Geraldine Largay survived at least 26 days in the wilderness after getting lost on the trail in July 2013. Text messages sent to her husband went undelivered and the 66-year-old woman accepted the fact that she was going to die, according to newly released investigatory documents obtained by the Associated Press.
“When you find my body, please call my husband George and my daughter Kerry,” Largay wrote in the journal. “It will be the greatest kindness for them to know that I am dead and where you found me – no matter how many years from now.
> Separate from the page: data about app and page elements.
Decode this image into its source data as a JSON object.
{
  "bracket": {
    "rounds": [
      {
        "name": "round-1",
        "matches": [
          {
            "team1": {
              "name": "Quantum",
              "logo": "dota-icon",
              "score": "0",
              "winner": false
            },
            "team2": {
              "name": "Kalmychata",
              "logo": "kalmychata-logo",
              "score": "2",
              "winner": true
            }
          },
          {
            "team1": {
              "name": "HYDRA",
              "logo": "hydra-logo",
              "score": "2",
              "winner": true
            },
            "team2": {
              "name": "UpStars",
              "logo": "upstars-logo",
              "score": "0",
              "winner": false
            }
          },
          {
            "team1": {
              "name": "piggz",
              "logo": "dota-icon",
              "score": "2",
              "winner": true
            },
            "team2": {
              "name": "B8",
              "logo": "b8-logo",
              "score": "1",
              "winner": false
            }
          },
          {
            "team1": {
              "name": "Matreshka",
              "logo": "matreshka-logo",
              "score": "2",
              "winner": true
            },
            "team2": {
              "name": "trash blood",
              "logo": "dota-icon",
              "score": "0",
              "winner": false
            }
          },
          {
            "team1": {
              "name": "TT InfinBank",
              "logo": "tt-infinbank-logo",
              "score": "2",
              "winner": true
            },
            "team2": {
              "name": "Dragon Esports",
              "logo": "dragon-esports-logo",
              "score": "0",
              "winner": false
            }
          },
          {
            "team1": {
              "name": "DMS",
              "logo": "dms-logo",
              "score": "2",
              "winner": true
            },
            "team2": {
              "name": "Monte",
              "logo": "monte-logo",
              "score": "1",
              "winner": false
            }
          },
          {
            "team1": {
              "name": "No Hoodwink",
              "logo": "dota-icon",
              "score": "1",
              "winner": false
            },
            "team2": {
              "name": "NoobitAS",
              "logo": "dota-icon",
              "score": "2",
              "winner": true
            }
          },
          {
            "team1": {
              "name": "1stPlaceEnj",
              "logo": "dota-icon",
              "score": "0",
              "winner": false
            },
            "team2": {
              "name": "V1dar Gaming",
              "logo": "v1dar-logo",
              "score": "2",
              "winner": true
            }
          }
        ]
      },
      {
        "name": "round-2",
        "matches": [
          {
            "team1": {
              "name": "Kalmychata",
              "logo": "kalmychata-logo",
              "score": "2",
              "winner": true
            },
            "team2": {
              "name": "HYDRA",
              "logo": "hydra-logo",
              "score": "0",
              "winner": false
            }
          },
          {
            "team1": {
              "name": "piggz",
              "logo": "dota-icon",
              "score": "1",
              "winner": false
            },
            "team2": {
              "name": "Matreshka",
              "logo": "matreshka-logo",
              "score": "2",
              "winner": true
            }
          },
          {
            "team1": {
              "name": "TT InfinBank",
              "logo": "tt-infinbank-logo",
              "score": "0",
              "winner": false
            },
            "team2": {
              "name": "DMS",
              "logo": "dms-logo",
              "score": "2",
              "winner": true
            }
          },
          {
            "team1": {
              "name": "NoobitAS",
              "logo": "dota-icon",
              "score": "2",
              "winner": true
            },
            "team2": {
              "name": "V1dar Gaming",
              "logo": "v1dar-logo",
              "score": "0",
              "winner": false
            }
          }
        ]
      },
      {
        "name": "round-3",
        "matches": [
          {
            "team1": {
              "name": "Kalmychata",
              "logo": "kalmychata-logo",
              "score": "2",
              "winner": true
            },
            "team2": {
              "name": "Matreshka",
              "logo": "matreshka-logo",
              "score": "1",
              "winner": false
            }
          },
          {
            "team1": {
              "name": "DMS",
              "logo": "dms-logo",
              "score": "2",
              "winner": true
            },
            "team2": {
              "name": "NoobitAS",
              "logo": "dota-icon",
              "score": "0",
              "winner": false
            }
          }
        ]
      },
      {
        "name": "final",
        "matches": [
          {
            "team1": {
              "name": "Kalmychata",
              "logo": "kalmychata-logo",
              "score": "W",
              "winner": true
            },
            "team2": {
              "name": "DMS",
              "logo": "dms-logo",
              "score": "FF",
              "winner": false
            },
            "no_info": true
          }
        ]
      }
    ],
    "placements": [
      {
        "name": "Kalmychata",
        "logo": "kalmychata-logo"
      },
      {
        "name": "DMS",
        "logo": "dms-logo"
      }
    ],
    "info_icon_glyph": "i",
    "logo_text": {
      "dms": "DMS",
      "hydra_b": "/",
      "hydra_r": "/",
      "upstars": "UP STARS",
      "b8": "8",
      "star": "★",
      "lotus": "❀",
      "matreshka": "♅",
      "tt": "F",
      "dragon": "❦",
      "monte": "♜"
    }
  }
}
Please find it in your heart to mail the contents of this bag to one of them.”
More than two years later, in October 2015, a contractor stumbled upon Largay’s remains hidden under her collapsed tent near a U.S. Navy-owned property in Maine’s Redington Township, according to the AP. A medical examiner determined that the woman died of starvation and exposure.
Hiking the Appalachian Trail from Georgia to Maine’s Mount Katahdin was a bucket list item for Largay, her husband told officials, according to ABC News.
The Brentwood, Tennessee, native had gotten lost after straying from the trail to relieve herself and set up camp. She began the trip with a partner, but the other hiker left the trail due to a family emergency, ABC reports.
Haunting text messages she tried to send to her husband after she had gotten lost were retrieved from her phone after her body was found.
“In somm trouble,” she texted the day she left the trail on July 22. “Got off trail to go to br. Now lost. Can you call AMC to c if a trail maintainer can help me. somewhere north of woods road.”
She pleaded for help again one day later.
“Lost since yesterday. Off trail 3 or 4 miles. Call police for what to do pls,” she wrote in the text.
Her husband reported her missing on July 24 and a massive search ensued. Officials with the Maine Warden Service and other agencies interviewed dozens of witnesses and continued to search over the next two years, ABC reports.
As the search began, Largay continued to write, penning letters to her family and urging those who would find her remains to send her belongings to her husband and daughter.
The last entry in Largay’s journal was dated Aug. 18.
A little more than a year after Largay’s disappearance, questions remained unanswered, but Largay’s husband had come to terms with his wife’s fate.
“I no longer wake up thinking about Gerry’s disappearance every morning,” George told the Boston Globe in December 2014. “Now it takes a holiday or an anniversary or a certain Neil Diamond song on the radio.”